You don't need to enter a race. You're already winning one.
At that moment I realized that I don't need to make a great proclamation of healing or make claims about my future physical restoration. God has my health in His hands and His timing under His control.
I don't know when my body will put on weight again or pick up speed again. I don't know if I will ever enter a Turkey Trot again. And I don't need to because God knows.
God knows my physical condition. He knows how weak and fragile I am. He is fully aware of every symptom that plagues me. God knows what is head on my long journey back to health.

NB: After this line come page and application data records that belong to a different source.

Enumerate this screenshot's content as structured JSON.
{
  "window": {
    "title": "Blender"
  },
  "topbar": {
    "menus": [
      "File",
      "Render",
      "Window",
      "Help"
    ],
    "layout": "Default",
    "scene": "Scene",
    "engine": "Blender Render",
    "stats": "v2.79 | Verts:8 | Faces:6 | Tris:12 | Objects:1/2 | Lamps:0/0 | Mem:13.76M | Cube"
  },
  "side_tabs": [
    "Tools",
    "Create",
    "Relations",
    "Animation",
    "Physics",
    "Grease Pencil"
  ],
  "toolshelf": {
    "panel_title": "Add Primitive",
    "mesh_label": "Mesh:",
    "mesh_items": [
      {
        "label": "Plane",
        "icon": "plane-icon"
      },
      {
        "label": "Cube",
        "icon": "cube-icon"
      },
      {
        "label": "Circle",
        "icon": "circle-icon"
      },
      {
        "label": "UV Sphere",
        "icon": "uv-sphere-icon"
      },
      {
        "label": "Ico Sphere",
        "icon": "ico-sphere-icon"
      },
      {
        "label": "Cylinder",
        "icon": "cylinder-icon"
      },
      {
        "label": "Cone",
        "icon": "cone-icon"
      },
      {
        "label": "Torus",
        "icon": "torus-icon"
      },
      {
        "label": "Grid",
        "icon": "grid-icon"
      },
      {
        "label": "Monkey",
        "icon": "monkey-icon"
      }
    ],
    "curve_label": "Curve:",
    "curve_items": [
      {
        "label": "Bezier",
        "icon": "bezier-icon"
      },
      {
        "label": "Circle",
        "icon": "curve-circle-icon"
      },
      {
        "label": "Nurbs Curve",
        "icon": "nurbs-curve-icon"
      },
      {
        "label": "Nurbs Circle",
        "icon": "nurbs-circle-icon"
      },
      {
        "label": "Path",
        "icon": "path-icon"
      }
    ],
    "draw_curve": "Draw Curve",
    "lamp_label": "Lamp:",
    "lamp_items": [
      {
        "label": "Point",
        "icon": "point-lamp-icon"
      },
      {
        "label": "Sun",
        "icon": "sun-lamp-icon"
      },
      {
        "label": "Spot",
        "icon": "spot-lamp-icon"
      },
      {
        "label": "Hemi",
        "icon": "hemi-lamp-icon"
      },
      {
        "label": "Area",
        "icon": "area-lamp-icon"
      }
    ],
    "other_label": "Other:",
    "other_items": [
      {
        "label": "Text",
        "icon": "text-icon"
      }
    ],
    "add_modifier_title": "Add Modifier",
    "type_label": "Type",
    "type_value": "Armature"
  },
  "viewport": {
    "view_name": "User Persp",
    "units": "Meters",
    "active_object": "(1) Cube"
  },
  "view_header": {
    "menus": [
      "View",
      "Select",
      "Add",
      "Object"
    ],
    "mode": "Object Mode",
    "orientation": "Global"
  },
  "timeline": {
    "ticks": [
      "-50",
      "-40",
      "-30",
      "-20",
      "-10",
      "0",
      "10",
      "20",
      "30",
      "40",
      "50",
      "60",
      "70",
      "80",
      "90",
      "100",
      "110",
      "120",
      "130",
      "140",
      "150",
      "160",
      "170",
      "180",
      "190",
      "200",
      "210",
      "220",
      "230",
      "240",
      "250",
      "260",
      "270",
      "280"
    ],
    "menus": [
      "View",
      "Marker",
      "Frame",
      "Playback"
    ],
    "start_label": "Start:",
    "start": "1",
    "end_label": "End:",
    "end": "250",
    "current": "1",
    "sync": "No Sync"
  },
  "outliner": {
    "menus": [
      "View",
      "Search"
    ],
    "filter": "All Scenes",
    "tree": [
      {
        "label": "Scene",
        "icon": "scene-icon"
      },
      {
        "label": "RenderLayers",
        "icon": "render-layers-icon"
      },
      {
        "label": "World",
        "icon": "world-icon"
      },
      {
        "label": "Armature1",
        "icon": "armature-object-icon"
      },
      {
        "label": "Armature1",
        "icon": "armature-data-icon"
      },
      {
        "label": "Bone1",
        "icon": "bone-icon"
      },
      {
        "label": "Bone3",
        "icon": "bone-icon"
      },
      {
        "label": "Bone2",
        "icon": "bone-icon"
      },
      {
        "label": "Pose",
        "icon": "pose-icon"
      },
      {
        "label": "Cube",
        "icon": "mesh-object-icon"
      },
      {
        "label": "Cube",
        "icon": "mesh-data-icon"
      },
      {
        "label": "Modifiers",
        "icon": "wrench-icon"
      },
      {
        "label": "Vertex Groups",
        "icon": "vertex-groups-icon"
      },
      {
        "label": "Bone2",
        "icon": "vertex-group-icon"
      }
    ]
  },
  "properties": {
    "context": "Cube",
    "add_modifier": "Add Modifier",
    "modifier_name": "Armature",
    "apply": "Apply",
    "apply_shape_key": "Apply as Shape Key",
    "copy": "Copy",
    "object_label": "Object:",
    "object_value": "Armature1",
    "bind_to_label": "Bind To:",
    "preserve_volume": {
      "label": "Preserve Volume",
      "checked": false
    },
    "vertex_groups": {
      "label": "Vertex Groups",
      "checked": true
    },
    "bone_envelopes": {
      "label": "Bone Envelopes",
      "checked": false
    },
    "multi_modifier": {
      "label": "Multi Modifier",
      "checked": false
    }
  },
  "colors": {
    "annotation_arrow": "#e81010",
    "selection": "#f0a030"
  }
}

Instead of claims about the future, God wants my faith for today. I know this is true because He tells me not to worry about tomorrow, it will take care of itself. He doesn't need me to make a great 3.2 walk to claim His healing. He needs me to wake up every morning, trot or no trot, and proclaim His sufficiency and provision even when my body feels weak and evidence of physical restoration is no where to be found on a scale or a scan. He desires my trust whether I am lacing up my sneakers or retiring my running shoes. God commands that I believe in His power to heal even when my weight is slipping and my pace is slowing.
I can't claim to know what God has in store for my body because claims for the future are not mine to make. But I can claim to have faith in whatever the future holds, trot or no trot, because I know who holds it.